> [Work item]
Reproduce all of the data below without alteration; exclude every picture.

Collected data entries
......
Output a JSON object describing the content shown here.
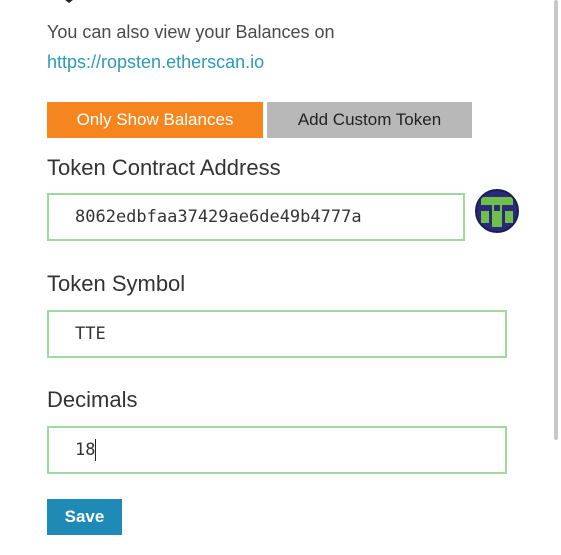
{
  "info": {
    "text": "You can also view your Balances on",
    "link": "https://ropsten.etherscan.io"
  },
  "tabs": {
    "only_show_balances": "Only Show Balances",
    "add_custom_token": "Add Custom Token"
  },
  "form": {
    "contract_label": "Token Contract Address",
    "contract_value": "8062edbfaa37429ae6de49b4777a",
    "symbol_label": "Token Symbol",
    "symbol_value": "TTE",
    "decimals_label": "Decimals",
    "decimals_value": "18",
    "save_label": "Save"
  },
  "colors": {
    "accent_orange": "#f5861f",
    "link_blue": "#2b9ab8",
    "save_blue": "#1f8ab6",
    "input_border_green": "#9ed99e"
  }
}
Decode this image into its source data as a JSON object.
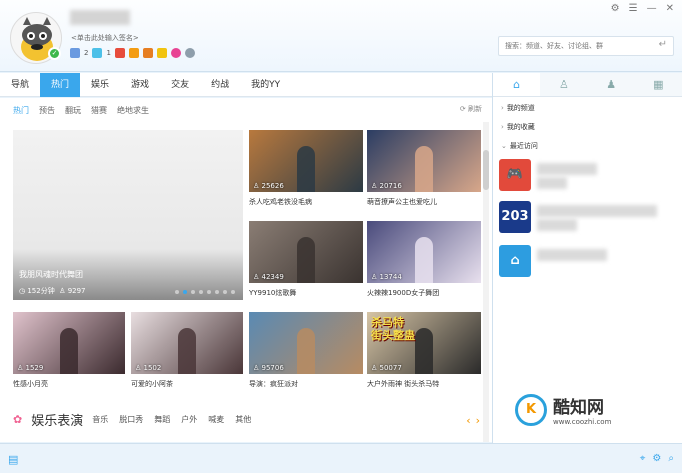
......
> [Task answer]
Output a JSON object describing the content shown here.
{
  "info": {
    "text": "You can also view your Balances on",
    "link": "https://ropsten.etherscan.io"
  },
  "tabs": {
    "only_show_balances": "Only Show Balances",
    "add_custom_token": "Add Custom Token"
  },
  "form": {
    "contract_label": "Token Contract Address",
    "contract_value": "8062edbfaa37429ae6de49b4777a",
    "symbol_label": "Token Symbol",
    "symbol_value": "TTE",
    "decimals_label": "Decimals",
    "decimals_value": "18",
    "save_label": "Save"
  },
  "colors": {
    "accent_orange": "#f5861f",
    "link_blue": "#2b9ab8",
    "save_blue": "#1f8ab6",
    "input_border_green": "#9ed99e"
  }
}
Decode this image into its source data as a JSON object.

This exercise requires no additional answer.